The dialogue struck me as highfalutin early on, but the family is high society, trusted and loved by Kings and Queens – so it works for them. If everyone in the book had spoken that way, it would have ruined it, but they dont. Every race, and region has it’s own style of language making each creature, and person as unique as the first ones you meet.

While the dialects and language of the various races and characters is a strength, it also makes it a bit uncomfortable to read at times. Example:

“Then as hit thinks me, sitting over here you will need to be before to you the rest of hit I can for to tell.” – Meri Greenwood

Now, granted, I took this completely out of context 2 pages into the dialogue with Razzmorten. The reader does have a bit of a chance to grow acquainted with Meri’s style of language – but not much. I had to read that sentence about five times to know what the little Yoda-esque guy was talking about. That ripped me away from the book for minute and was frustrating. It happens a few times throughout the book.

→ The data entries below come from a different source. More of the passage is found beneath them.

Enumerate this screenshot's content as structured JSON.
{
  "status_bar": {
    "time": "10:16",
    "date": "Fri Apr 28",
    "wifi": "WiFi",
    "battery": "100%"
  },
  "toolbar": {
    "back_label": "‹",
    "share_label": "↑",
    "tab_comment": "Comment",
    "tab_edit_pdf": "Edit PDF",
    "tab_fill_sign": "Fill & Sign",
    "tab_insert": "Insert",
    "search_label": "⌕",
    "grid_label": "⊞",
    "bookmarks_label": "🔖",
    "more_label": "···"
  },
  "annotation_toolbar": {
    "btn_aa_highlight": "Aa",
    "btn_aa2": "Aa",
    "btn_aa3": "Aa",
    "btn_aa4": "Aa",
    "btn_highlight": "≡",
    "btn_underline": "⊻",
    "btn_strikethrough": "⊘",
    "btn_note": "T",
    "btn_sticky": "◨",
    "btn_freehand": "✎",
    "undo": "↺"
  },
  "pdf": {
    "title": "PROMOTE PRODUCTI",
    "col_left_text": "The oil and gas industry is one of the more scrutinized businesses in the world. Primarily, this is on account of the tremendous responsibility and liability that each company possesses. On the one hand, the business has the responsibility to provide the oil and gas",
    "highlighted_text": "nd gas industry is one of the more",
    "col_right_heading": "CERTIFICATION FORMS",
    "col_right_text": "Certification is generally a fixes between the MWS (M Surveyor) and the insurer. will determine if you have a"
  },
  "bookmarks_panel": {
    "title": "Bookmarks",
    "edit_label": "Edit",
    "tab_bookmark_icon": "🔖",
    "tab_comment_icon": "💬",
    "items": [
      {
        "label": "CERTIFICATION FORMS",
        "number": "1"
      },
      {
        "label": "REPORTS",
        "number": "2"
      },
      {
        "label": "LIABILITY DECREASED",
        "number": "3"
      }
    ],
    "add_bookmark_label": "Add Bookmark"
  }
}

4 Stars

____________________________________________________

The Plot

The story starts with the return of the black plague, which has not afflicted the land in over 200 years. I sensed a little of Terry Goodkind’s influence here, as the story has hints of his fourth book in the Sword of Truth series, Temple of the Winds. But the plague itself is not the plot, it’s a portion thereof.

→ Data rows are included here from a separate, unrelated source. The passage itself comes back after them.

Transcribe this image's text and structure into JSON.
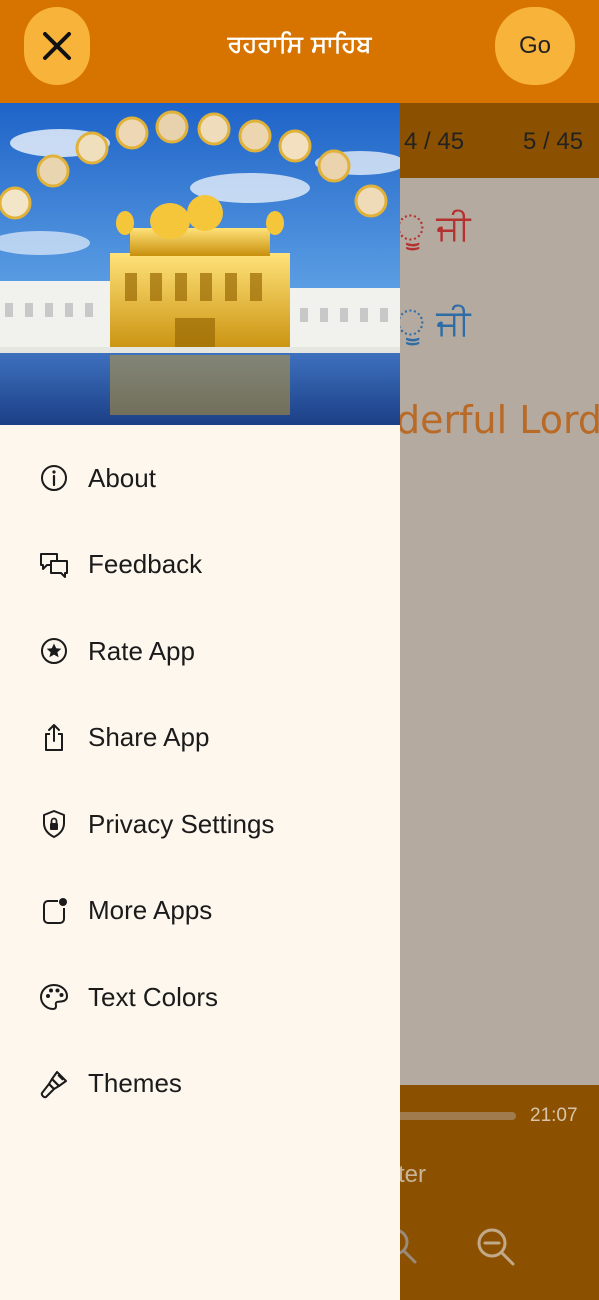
{
  "header": {
    "title": "ਰਹਰਾਸਿ ਸਾਹਿਬ",
    "go_label": "Go"
  },
  "background": {
    "page_indicators": [
      "4 / 45",
      "5 / 45"
    ],
    "lines": [
      "ੂ ਜੀ",
      "ੂ ਜੀ",
      "derful Lord"
    ],
    "time": "21:07",
    "filter_label": "ter"
  },
  "drawer": {
    "menu": [
      {
        "label": "About",
        "icon": "info-icon"
      },
      {
        "label": "Feedback",
        "icon": "feedback-icon"
      },
      {
        "label": "Rate App",
        "icon": "star-icon"
      },
      {
        "label": "Share App",
        "icon": "share-icon"
      },
      {
        "label": "Privacy Settings",
        "icon": "privacy-icon"
      },
      {
        "label": "More Apps",
        "icon": "more-apps-icon"
      },
      {
        "label": "Text Colors",
        "icon": "palette-icon"
      },
      {
        "label": "Themes",
        "icon": "brush-icon"
      }
    ]
  },
  "colors": {
    "app_bar": "#d77400",
    "button": "#f8b33a",
    "drawer_bg": "#fdf7ee"
  }
}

The slow reveal of the actual core plot is done well, but then the plague takes a back seat and is ultimately resolved in a way that is anticlimactic and leaves the reader to find out what happened second hand. Also, Ugleeuh’s disappearance for 5 years puts a hole in the book as far as Im concerned. It was too sudden and without enough explanation. Also, many things that I would have liked to have seen during those 5 years were simply glossed over or “told” rather than shown. Is it a major failing of the book? No, I dont think wishing for more out of a book is a major failing. It means you are enjoying it, and want more – but it also means I felt a little cheated. Just a little.

4 Stars

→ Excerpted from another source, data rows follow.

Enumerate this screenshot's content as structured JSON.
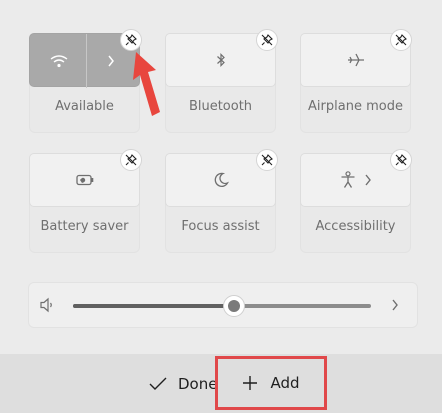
{
  "tiles": [
    {
      "label": "Available",
      "icon": "wifi-icon",
      "active": true,
      "has_chevron": true
    },
    {
      "label": "Bluetooth",
      "icon": "bluetooth-icon",
      "active": false,
      "has_chevron": false
    },
    {
      "label": "Airplane mode",
      "icon": "airplane-icon",
      "active": false,
      "has_chevron": false
    },
    {
      "label": "Battery saver",
      "icon": "battery-saver-icon",
      "active": false,
      "has_chevron": false
    },
    {
      "label": "Focus assist",
      "icon": "moon-icon",
      "active": false,
      "has_chevron": false
    },
    {
      "label": "Accessibility",
      "icon": "accessibility-icon",
      "active": false,
      "has_chevron": true
    }
  ],
  "volume": {
    "level_fraction": 0.54
  },
  "footer": {
    "done_label": "Done",
    "add_label": "Add"
  },
  "colors": {
    "highlight": "#e0484a",
    "annotation_arrow": "#e8463e"
  }
}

____________________________________________________

The Technical Stuff

There are some POV switches in mid chapter that are a bit confusing at times which tends to push the reader back out of the story. It took me a few moments to change gears internally and try to delve back in. It happens only a few times, but it is my biggest complaint about the book by far.

There were also some misspellings, and some formatting errors, but they didnt bother me much, save for once or twice when they happened in quick succession. You’ll find most of the issues in the middle of the book – dangerous territory to have problems.

The glossary was a great idea, and I recommend every reader bookmark it. However, I will say that if a fantasy novel needs a glossary, you might want to slow down with the amount of information thrown at the reader.

3 Stars

Overall

From start to end, Good Sister, Bad Sister held my attention. Even when it had its technical issues with POV and formatting, I kept reading in spite of its flaws. That’s where the mixed bag of reviews on Amazon comes from. This is another great book that is a victim of under-editing.

I loved the fairy tale style, and the shameless way it introduces high fantasy elements like fairies, elves, and magic. The world is well fleshed out, as are the people who live in it to the point that it would make a great Dungeons and Dragons campaign setting. (Something for the authors to consider, in my opinion)  The only problem with the setting in MHO, is that with Razzmorten and other characters teleporting everywhere, I never really got a sense of its scope. I would have liked to see a map of the world to give me some perspective.

Would I recommend the book to a friend? Sure, but with a caveat. Some of my friends and family members have little patience for things like formatting and other errors, and I would feel the need to warn them. But overall, the story is what is important, and Good Sister, Bad Sister delivers a good one.

Will I read the next book in the series. Yes. I liked enough to keep going, so look for my Hook Review of Book 2, The Collector Witch.

4 Stars Overall

Get it HERE